“GoDonate,” is a mobile application that allows anyone to donate their excess food to those presently unable to obtain proper meals.
Tell us about your idea
GoDonate on the App Store
GoDonate Mobile Application Home Page
“GoDonate” was my way of allowing everyday people who are more than enthusiastic to help food insecure people to do so, right from their homes. One main problem that has affected the non-profit industry has been an absence of donations. Take food banks: they previously relied on numerous volunteers to prepare, serve, and distribute meals to often hundreds of people. Now, amid the Coronavirus, they need a new way to provide meals the people who relied on the services of these organizations. With “GoDonate,” whenever individuals have excess food items – such as after family events, lunches, or simply from over grocery shopping – they would be able to use my app to send a request to all nearby food banks, kitchens, and other non-profits that would, in turn, send volunteers to pickup the food items and deliver it to underserved families. Similar to Uber, except with food, my app has a system where individual donors who want to help out are directly connected to non-profits who need their help. The best part is that donors do not have to fear that they would be at risk for the Coronavirus. Volunteers come on the same day to pickup the donation, and individual donors only spend a maximum of two minutes to make a donation request from the comfort of their home.
But when I talk about this app, I want to emphasize that this is not just an idea from scratch – I already programmed the software, and implemented it on an app called “GoDonate,” which is currently available for both IPhone and Android users on the App and Google Play store, respectively. Four years ago, I founded and am currently running ShareandChange.org, a 501©(3) non-profit organization that fosters global blood donations. When I heard about the pandemic that was rapidly spreading across the world, I used the same programming and business skills that allowed me to make a mobile app to promote blood donations in order to develop and implement the “GoDonate” food donation app, which is built right into the original ShareandChange.org app and website. The best part is that after speaking to many of the fellow organizations that I partnered with for blood donations, such as the Stanford Blood Center and Vitas Hospice, many have agreed to support my new initiative amid this critical time. Not just that, but the frequent users and volunteers who were involved in my non-profit have also agreed to engage in my new initiative. This includes volunteers all around the globe, from San Fransisco to Sydney, and I am more than thrilled to begin integrated this mobile tool into the non-profit industry.
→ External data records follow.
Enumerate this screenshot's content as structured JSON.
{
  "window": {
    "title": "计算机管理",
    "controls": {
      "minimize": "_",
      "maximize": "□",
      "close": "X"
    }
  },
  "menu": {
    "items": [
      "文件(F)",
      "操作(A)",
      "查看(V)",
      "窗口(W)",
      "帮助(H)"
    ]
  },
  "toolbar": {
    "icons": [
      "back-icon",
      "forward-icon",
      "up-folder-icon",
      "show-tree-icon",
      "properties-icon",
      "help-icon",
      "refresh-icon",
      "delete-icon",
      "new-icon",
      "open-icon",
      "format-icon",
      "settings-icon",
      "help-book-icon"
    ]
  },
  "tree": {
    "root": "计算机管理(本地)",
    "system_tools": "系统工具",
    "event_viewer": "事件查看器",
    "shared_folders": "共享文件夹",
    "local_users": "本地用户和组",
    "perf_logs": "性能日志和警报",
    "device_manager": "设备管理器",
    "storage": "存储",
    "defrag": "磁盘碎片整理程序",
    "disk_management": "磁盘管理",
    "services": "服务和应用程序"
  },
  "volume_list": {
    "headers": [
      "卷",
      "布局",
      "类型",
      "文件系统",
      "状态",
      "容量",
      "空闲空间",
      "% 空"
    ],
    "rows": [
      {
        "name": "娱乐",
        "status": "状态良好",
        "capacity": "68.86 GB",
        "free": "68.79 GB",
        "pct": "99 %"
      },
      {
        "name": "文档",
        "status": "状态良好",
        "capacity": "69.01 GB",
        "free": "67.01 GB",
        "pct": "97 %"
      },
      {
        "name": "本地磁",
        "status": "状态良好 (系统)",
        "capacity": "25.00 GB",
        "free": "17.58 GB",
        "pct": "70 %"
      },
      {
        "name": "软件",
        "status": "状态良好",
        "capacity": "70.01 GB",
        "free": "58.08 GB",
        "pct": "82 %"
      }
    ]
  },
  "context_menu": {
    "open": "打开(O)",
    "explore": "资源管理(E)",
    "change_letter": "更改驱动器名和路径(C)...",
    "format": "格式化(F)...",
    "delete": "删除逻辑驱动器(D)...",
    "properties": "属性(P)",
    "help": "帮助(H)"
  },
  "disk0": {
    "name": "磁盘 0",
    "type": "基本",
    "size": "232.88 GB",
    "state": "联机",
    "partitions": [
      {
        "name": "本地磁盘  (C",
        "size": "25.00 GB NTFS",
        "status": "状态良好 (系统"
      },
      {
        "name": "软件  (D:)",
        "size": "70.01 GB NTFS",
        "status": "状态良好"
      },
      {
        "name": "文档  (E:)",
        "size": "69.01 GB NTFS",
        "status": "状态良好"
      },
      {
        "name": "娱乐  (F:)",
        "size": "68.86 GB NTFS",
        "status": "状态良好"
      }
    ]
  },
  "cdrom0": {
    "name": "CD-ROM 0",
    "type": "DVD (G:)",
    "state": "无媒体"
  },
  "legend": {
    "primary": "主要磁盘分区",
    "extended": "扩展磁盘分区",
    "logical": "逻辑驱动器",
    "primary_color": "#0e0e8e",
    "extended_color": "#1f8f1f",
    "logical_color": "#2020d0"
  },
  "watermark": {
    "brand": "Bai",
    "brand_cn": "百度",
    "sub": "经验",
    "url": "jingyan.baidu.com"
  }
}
I strongly feel that food donations have always been a problem, but such an issue has largely been put forth into society’s eyes during this time. With many families unsure of where their next meal may be coming from, I know that using a tool we all possess – such as mobile phones and mobile technology – it is definitely possible to help these families. Not just help them get through the Coronavirus, though, but rather ensure that another situation does not disrupt an essential life need such as food ever again.
Tell us a little bit about yourself and what inspired you to share this idea.
Admittedly, the reason I got into food donations was selfish. Much of my family lives in rural India, well known for widespread poverty. With jobs in jeopardy due to mass closings, rural Indians are suffering the most. With little money and resources being hours away, they are often left behind. My relatives themselves, living in rural South India, have to travel hours to get food, almost on a daily basis.
Upon hearing this, I put it into the country’s perspective. Nearly 70% of over 1 billion Indians live in rural areas, and most of them live in poverty. That means that my relatives are not alone – so many families nationwide are facing the same issue of food insecurity during this time.
It’s not just India, however. Many are left without services that they previously relied on for their well-being. Even in well-developed countries, namely the United States and the UK, the closing of several needed non-profit organizations has shown that a solution needs to be found – and fast.